====== Supplied information
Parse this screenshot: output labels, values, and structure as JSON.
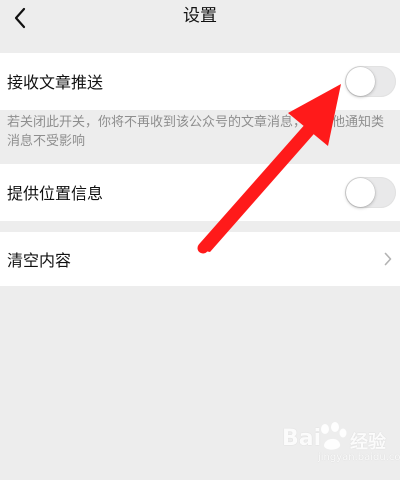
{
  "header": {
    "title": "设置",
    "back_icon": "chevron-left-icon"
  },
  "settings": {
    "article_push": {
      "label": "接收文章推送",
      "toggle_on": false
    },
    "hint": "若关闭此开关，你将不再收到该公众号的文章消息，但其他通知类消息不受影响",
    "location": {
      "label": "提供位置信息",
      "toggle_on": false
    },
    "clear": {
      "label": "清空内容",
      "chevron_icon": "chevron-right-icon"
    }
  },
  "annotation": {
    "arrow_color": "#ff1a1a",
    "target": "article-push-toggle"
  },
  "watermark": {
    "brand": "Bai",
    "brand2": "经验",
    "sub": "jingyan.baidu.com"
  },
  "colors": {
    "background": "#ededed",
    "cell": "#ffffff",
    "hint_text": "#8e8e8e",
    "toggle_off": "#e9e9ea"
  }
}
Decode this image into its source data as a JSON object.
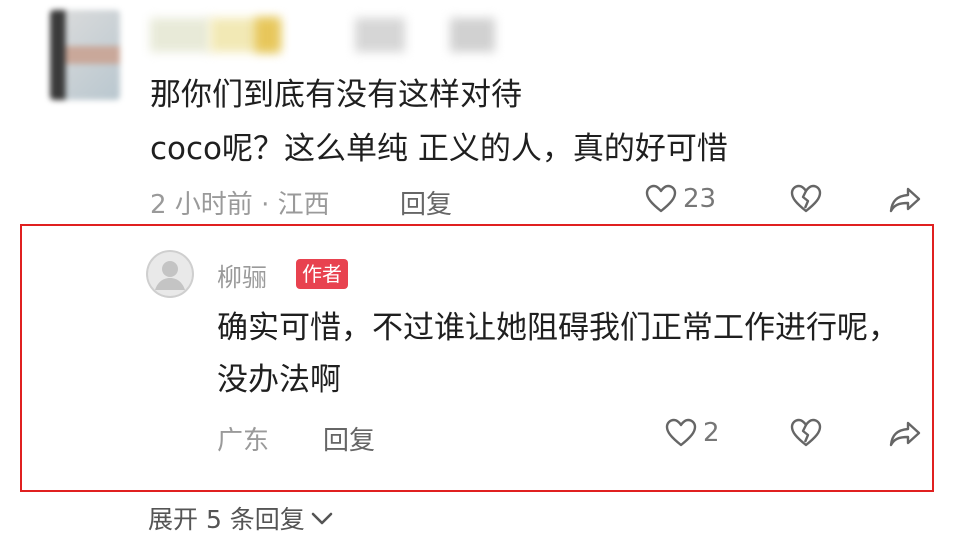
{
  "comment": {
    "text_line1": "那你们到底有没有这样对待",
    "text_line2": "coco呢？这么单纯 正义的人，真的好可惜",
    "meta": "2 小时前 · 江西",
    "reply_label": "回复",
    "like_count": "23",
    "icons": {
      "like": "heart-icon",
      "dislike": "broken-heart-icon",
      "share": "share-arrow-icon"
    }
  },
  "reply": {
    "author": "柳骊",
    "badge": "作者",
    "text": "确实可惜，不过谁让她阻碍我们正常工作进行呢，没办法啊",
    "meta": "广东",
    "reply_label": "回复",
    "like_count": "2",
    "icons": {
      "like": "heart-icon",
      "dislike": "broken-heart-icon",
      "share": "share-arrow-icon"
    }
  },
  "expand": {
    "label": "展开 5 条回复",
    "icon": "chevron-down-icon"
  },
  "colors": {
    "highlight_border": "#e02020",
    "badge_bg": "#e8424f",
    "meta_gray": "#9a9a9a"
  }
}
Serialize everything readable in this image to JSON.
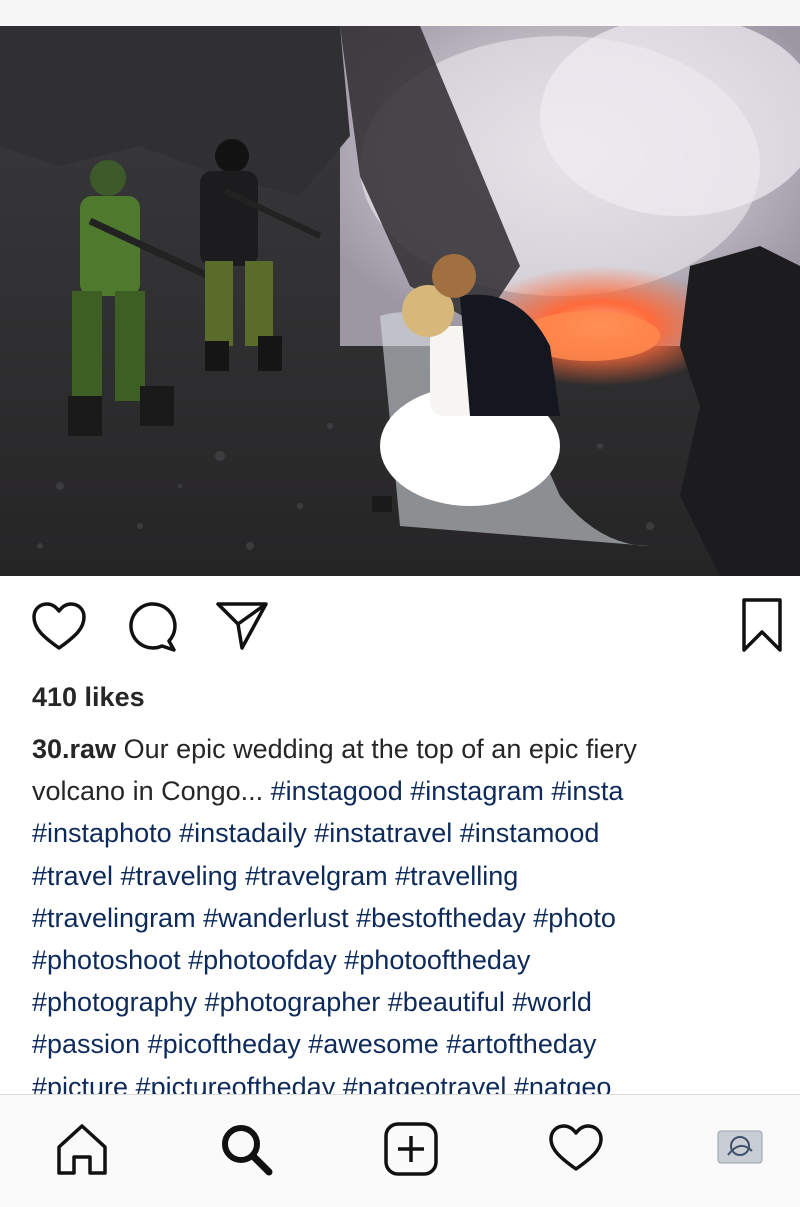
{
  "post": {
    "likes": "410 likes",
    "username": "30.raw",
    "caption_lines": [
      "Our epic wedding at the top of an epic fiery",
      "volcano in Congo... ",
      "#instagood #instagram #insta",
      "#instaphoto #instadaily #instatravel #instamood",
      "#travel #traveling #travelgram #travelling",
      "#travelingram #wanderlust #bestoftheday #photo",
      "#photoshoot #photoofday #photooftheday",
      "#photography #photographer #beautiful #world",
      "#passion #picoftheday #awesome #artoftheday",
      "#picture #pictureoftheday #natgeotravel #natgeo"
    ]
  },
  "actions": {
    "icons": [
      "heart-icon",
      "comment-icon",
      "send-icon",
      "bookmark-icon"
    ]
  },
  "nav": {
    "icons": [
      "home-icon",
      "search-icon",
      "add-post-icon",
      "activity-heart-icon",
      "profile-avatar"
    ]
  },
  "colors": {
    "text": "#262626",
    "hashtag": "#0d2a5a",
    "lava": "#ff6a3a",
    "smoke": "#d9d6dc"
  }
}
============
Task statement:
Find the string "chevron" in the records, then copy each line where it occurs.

Result:
    "back_icon": "chevron-left-icon"
      "chevron_icon": "chevron-right-icon"
    "icon": "chevron-down-icon"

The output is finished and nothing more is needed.